As we age our digestive system is in decline
Aging is a normal process and may be partially genetic determined. But how aging affects you depends very much on your lifestyle. Sufficient physical activity and hydration, a healthy diet that is rich in fiber, enough sleep and relaxation can slow down the aging process. However, simultaneously with aging, the use of medication increases, we become more vulnerable for (respiratory tract) infections and we experience more health problems such as high blood pressure, diabetes and weight gain.

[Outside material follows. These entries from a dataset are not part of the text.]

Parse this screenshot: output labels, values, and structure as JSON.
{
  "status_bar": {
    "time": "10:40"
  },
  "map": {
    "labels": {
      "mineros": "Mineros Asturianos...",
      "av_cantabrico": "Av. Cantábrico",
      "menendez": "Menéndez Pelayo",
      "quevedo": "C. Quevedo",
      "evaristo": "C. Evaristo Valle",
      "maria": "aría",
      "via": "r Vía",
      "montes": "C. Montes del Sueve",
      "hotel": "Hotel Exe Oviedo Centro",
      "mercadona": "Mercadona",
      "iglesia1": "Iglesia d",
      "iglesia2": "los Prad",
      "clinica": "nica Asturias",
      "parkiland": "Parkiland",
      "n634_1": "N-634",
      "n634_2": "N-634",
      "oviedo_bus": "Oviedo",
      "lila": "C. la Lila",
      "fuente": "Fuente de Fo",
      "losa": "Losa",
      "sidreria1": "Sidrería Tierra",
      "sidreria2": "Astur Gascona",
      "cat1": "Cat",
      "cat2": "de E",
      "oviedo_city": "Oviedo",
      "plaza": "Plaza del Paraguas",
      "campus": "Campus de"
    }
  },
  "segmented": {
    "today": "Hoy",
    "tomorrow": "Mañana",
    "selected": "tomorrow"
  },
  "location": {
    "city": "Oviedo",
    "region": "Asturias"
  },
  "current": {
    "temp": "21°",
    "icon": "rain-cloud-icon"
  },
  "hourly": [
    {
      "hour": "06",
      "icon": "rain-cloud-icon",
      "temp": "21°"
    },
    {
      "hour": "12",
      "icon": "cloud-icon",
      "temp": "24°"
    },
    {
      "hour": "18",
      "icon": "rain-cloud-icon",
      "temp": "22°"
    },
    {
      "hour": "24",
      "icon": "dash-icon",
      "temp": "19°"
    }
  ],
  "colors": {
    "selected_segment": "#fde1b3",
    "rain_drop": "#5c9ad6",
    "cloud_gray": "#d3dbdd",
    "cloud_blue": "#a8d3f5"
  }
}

Aging also influences our digestive system; the acidity of the stomach decreases, intestinal motility diminishes, the condition of the intestinal mucosa deteriorates and the amount of 'good' gut bacteria (such as Bifidobacterium Longum) declines. This can lead to insufficient absorption of important nutrients and result in bowel- and stool problems.
Healthy bowel function becomes harder to maintain as we age. We can experience intestinal complaints such as bloating, cramps, diarrhoea and/or obstipation. And because the absorption of nutrients can be less effective this can negatively influence our health.
Good bowel function is important for digestion and absorption of nutrients. These nutrients provide energy and are converted in to other important substances the body needs for essential processes. Additionally a good digestion is important for maintaining a strong barrier against toxins and pathogens. The digestive tract is a crucial part of our immune system!